What estimate he has made of the revenue which would accrue to the Exchequer from maintaining the additional rate of income tax at 50 per cent in 2013-14.

Photo of David Gauke David Gauke The Exchequer Secretary

The 50% rate raised a fraction of what was expected, which is why we are reducing it to 45% from April 2013. Maintaining the 50% rate would accrue an extra £50 million on top of what is expected in 2013-14, rising to £100 million a year once the impact on self-assessment receipts is included. However, any additional yield could be offset by reduced indirect tax revenues, and as such it may raise nothing relative to the 45% rate.

Photo of Kerry McCarthy Kerry McCarthy Shadow Minister (Foreign and Commonwealth Affairs)

I think the Minister has somewhat deliberately obfuscated matters. What I wanted was a figure. It has been estimated that the 50p tax rate could have raised £3 billion in future years when there was not a forestalling effect. Have not the Government made a deliberate decision that they want tax cuts for millionaires as opposed to money being put back into the pockets of hard-working people?

Photo of David Gauke David Gauke The Exchequer Secretary

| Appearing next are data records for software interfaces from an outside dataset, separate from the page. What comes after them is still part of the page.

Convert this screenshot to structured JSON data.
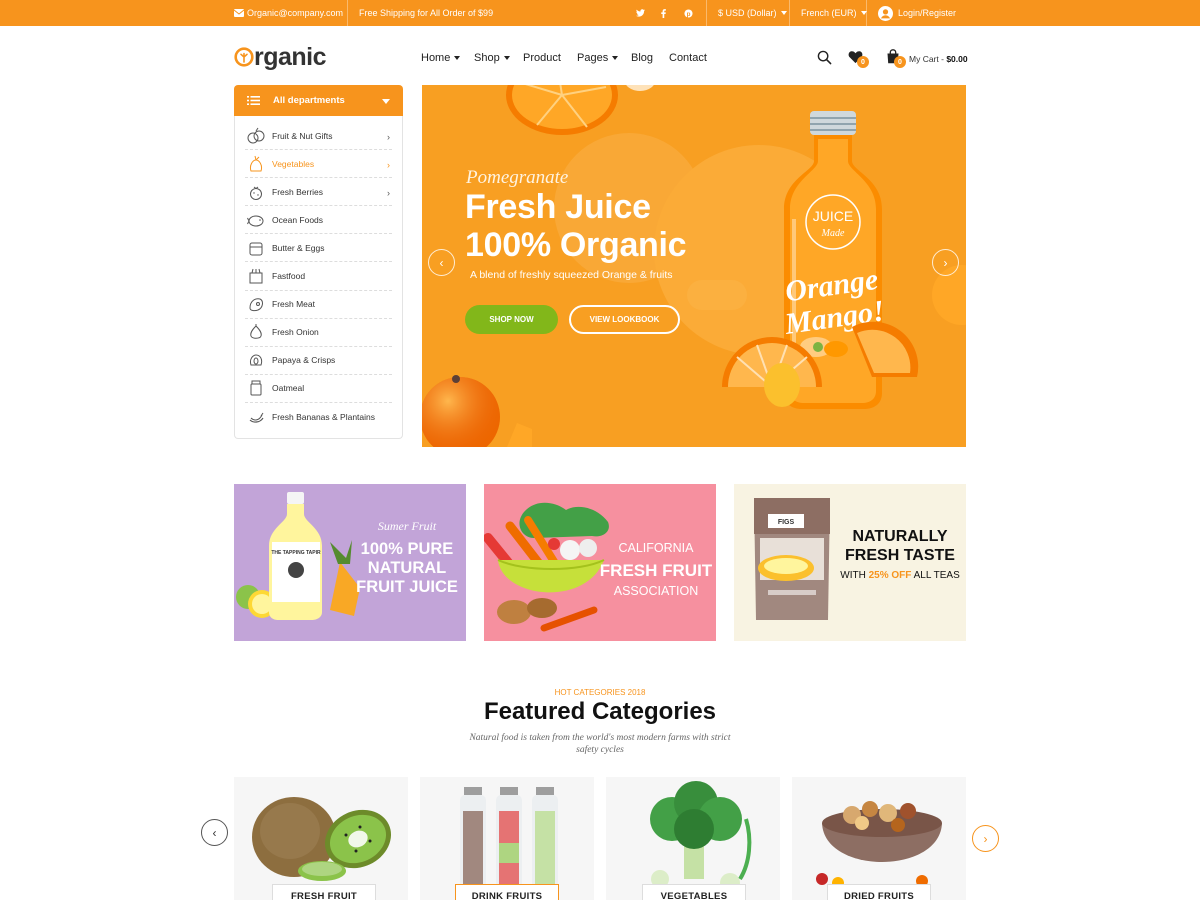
{
  "topbar": {
    "email": "Organic@company.com",
    "shipping": "Free Shipping for All Order of $99",
    "currency": "$ USD (Dollar)",
    "language": "French (EUR)",
    "login": "Login/Register",
    "social": [
      "twitter-icon",
      "facebook-icon",
      "pinterest-icon"
    ]
  },
  "brand": {
    "logo_initial": "O",
    "logo_rest": "rganic",
    "accent": "#f7941d",
    "green": "#82b71a"
  },
  "nav": {
    "items": [
      "Home",
      "Shop",
      "Product",
      "Pages",
      "Blog",
      "Contact"
    ]
  },
  "header": {
    "wishlist_count": "0",
    "cart_count": "0",
    "cart_label": "My Cart - ",
    "cart_total": "$0.00"
  },
  "sidebar": {
    "title": "All departments",
    "items": [
      "Fruit & Nut Gifts",
      "Vegetables",
      "Fresh Berries",
      "Ocean Foods",
      "Butter & Eggs",
      "Fastfood",
      "Fresh Meat",
      "Fresh Onion",
      "Papaya & Crisps",
      "Oatmeal",
      "Fresh Bananas & Plantains"
    ],
    "active_index": 1
  },
  "hero": {
    "subtitle": "Pomegranate",
    "title_line1": "Fresh Juice",
    "title_line2": "100% Organic",
    "description": "A blend of freshly squeezed Orange & fruits",
    "btn_shop": "SHOP NOW",
    "btn_look": "VIEW LOOKBOOK",
    "bottle_label_top": "JUICE",
    "bottle_label_mid": "Made",
    "bottle_script1": "Orange",
    "bottle_script2": "Mango!"
  },
  "banners": {
    "b1": {
      "subtitle": "Sumer Fruit",
      "line1": "100% PURE",
      "line2": "NATURAL",
      "line3": "FRUIT JUICE",
      "bottle_label": "THE TAPPING TAPIR"
    },
    "b2": {
      "line1": "CALIFORNIA",
      "line2": "FRESH FRUIT",
      "line3": "ASSOCIATION"
    },
    "b3": {
      "line1": "NATURALLY",
      "line2": "FRESH TASTE",
      "with": "WITH ",
      "discount": "25% OFF",
      "rest": " ALL TEAS",
      "pack_label": "FIGS"
    }
  },
  "featured": {
    "eyebrow": "HOT CATEGORIES 2018",
    "title": "Featured Categories",
    "description": "Natural food is taken from the world's most modern farms with strict safety cycles",
    "categories": [
      "FRESH FRUIT",
      "DRINK FRUITS",
      "VEGETABLES",
      "DRIED FRUITS"
    ]
  }
}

It is worth pointing out that this £3 billion figure that the shadow Chancellor and others recite suggests an entirely static process. Nobody believes that a 50p rate has no behavioural impact whatever, but that is the Labour party’s ridiculous position. That was not its position when in government, and it is not a position that any credible economist would support.